11. Check your cholesterol once a year either with a home kit, which is available at most drugstores, or at a health fair or screening. If your total cholesterol is over 150 mg/dl, follow up with your doctor.
12. Check the pulse in your feet once every three to six months to monitor the circulation in your legs. There are two pulses you should be able to find: one near the middle of the top of your foot (called the dorsalis pedis), and the other right behind the big bony lump on the inside of your ankle (called the posterior tibialis). Of the two, the posterior tibialis is more important because it’s more consistently in the same place. If the pulses become weak or hard to find, follow up with your doctor, especially if you have any leg pain when walking.
13. Get naked every two to three months. Then, with a significant other (or very close friend) conduct a head-to-toe skin exam looking for any new moles, changed moles, suspicious spots, or rashes. Make sure to check your scalp, between your toes and fingers, and even on the underside of your arms. If you find anything worrisome, follow up with a dermatologist. Do the ABCD test when checking moles:
- Asymmetry: The two halves don’t match
- Border irregularity: The edges are jagged
- Color: It’s not uniform
- Diameter: It’s more than one-quarter inch wide
14. Go over your toenails once a month. Look for early signs of fungal infection or in-grown toenails; both are best treated early.
15. For women only: Conduct a breast self-exam every month just after your period, or, if you’re postmenopausal, on the first of the month. The American Cancer Society provides the following instructions:
1. Lie down and place your right arm behind your head.
2. Use the finger pads of your three middle fingers on your left hand to feel for lumps in the right breast. Use overlapping dime-size circular motions of the finger pads to feel the breast tissue.
3. Use three different levels of pressure to feel all the breast tissue. Light pressure is needed to feel the tissue closest to the skin; medium pressure to feel a little deeper; and firm pressure to feel the tissue closest to the chest and ribs.
4. Move around the breast in an up-and-down pattern starting at an imaginary line drawn straight down your side from the underarm and moving across the breast to the middle of the breastbone (sternum). Check the entire breast area going down until you feel only ribs and up to the neck or collarbone (clavicle).
5. Repeat the exam on your left breast, using the finger pads of the right hand.
6. While standing in front of a mirror with your hands pressing firmly down on your hips, look at your breasts for any changes of size, shape, contour, or dimpling. (Pressing down on the hips contracts the chest wall muscles and enhances any breast changes.)
7. Examine each underarm while sitting up or standing and with your arm only slightly raised so you can easily feel in this area. Raising your arm straight up tightens the tissue in this area and makes it very difficult to examine.
If you find any changes, see your doctor right away.

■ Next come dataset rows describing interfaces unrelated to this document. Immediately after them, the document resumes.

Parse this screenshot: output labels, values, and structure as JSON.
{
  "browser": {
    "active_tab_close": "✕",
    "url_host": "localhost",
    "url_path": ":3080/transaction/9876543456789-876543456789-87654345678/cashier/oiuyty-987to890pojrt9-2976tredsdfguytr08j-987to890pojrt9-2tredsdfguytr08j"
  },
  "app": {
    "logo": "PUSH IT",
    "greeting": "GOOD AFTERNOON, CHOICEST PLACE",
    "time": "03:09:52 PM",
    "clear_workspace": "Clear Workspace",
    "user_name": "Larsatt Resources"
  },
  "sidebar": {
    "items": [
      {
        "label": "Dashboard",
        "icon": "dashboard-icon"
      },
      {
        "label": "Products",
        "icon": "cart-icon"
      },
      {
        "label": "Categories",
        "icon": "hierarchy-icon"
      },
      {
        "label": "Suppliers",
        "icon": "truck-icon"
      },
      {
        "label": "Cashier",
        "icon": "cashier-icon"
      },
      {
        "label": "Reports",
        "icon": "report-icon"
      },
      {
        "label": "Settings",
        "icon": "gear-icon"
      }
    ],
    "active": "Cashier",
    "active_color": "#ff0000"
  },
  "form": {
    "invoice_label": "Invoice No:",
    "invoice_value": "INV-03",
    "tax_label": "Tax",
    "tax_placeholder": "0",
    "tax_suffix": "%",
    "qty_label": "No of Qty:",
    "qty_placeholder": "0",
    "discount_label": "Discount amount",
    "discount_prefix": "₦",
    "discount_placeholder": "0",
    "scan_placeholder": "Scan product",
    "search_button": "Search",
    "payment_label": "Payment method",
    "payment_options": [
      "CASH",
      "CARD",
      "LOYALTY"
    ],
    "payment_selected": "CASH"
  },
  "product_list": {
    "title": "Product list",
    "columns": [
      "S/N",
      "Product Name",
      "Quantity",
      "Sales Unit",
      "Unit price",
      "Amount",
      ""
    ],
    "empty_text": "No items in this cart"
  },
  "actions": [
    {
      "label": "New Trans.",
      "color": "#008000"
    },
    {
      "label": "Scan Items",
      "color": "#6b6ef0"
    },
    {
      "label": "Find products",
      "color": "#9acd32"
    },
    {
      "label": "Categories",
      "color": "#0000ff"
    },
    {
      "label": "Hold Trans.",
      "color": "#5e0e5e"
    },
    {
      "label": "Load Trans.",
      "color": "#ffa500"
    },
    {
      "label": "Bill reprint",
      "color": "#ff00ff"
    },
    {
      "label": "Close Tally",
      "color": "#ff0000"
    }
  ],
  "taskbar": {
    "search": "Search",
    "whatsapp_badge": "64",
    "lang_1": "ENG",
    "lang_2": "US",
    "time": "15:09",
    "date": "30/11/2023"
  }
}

16. Know your body mass index, or BMI. This measure has become particularly popular to gauge the health of your weight, because it relates weight to height. A normal BMI is 18.5 to 24.9. A BMI of 25 to 30 puts you in the overweight category, increasing your risk for numerous diseases and health conditions. A BMI above 30 means you are obese, a formal medical condition recognized by the federal government and most insurers. To figure your BMI, go to cdc.gov.